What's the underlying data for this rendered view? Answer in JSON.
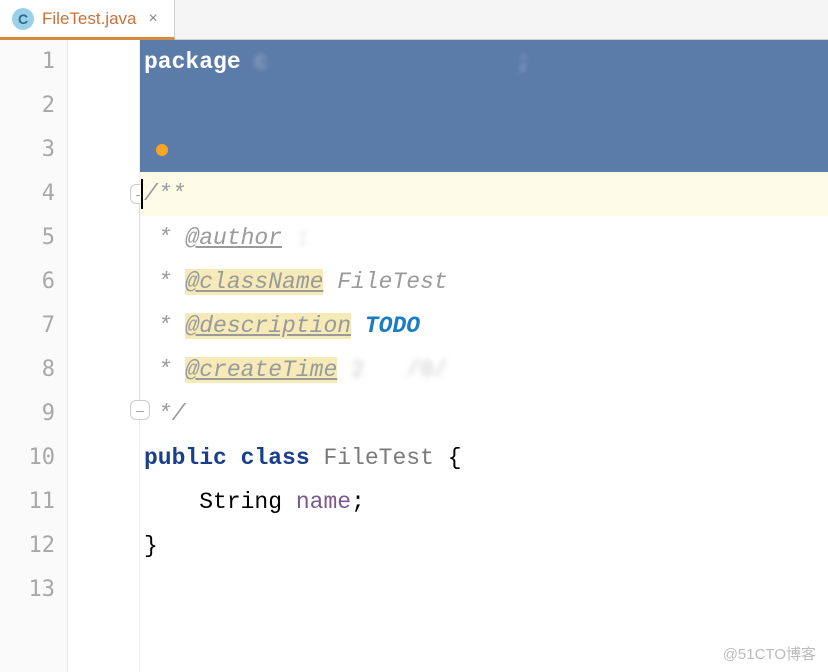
{
  "tab": {
    "icon_letter": "C",
    "filename": "FileTest.java",
    "close": "×"
  },
  "gutter": {
    "lines": [
      "1",
      "2",
      "3",
      "4",
      "5",
      "6",
      "7",
      "8",
      "9",
      "10",
      "11",
      "12",
      "13"
    ]
  },
  "code": {
    "package_kw": "package",
    "package_name": " c                  ;",
    "dot": "",
    "doc_open": "/**",
    "star": " * ",
    "author_tag": "@author",
    "author_val": " :          ",
    "classname_tag": "@className",
    "classname_val": " FileTest",
    "description_tag": "@description",
    "description_val": " ",
    "todo": "TODO",
    "createtime_tag": "@createTime",
    "createtime_val": " 2   /0/           ",
    "doc_close": " */",
    "public_kw": "public",
    "class_kw": "class",
    "class_name": "FileTest",
    "brace_open": " {",
    "field_type": "String",
    "field_name": "name",
    "semicolon": ";",
    "brace_close": "}"
  },
  "watermark": "@51CTO博客"
}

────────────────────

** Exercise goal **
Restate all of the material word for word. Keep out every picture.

** Reply **
What's the underlying data for this rendered view? Answer in JSON.
{
  "tab": {
    "icon_letter": "C",
    "filename": "FileTest.java",
    "close": "×"
  },
  "gutter": {
    "lines": [
      "1",
      "2",
      "3",
      "4",
      "5",
      "6",
      "7",
      "8",
      "9",
      "10",
      "11",
      "12",
      "13"
    ]
  },
  "code": {
    "package_kw": "package",
    "package_name": " c                  ;",
    "dot": "",
    "doc_open": "/**",
    "star": " * ",
    "author_tag": "@author",
    "author_val": " :          ",
    "classname_tag": "@className",
    "classname_val": " FileTest",
    "description_tag": "@description",
    "description_val": " ",
    "todo": "TODO",
    "createtime_tag": "@createTime",
    "createtime_val": " 2   /0/           ",
    "doc_close": " */",
    "public_kw": "public",
    "class_kw": "class",
    "class_name": "FileTest",
    "brace_open": " {",
    "field_type": "String",
    "field_name": "name",
    "semicolon": ";",
    "brace_close": "}"
  },
  "watermark": "@51CTO博客"
}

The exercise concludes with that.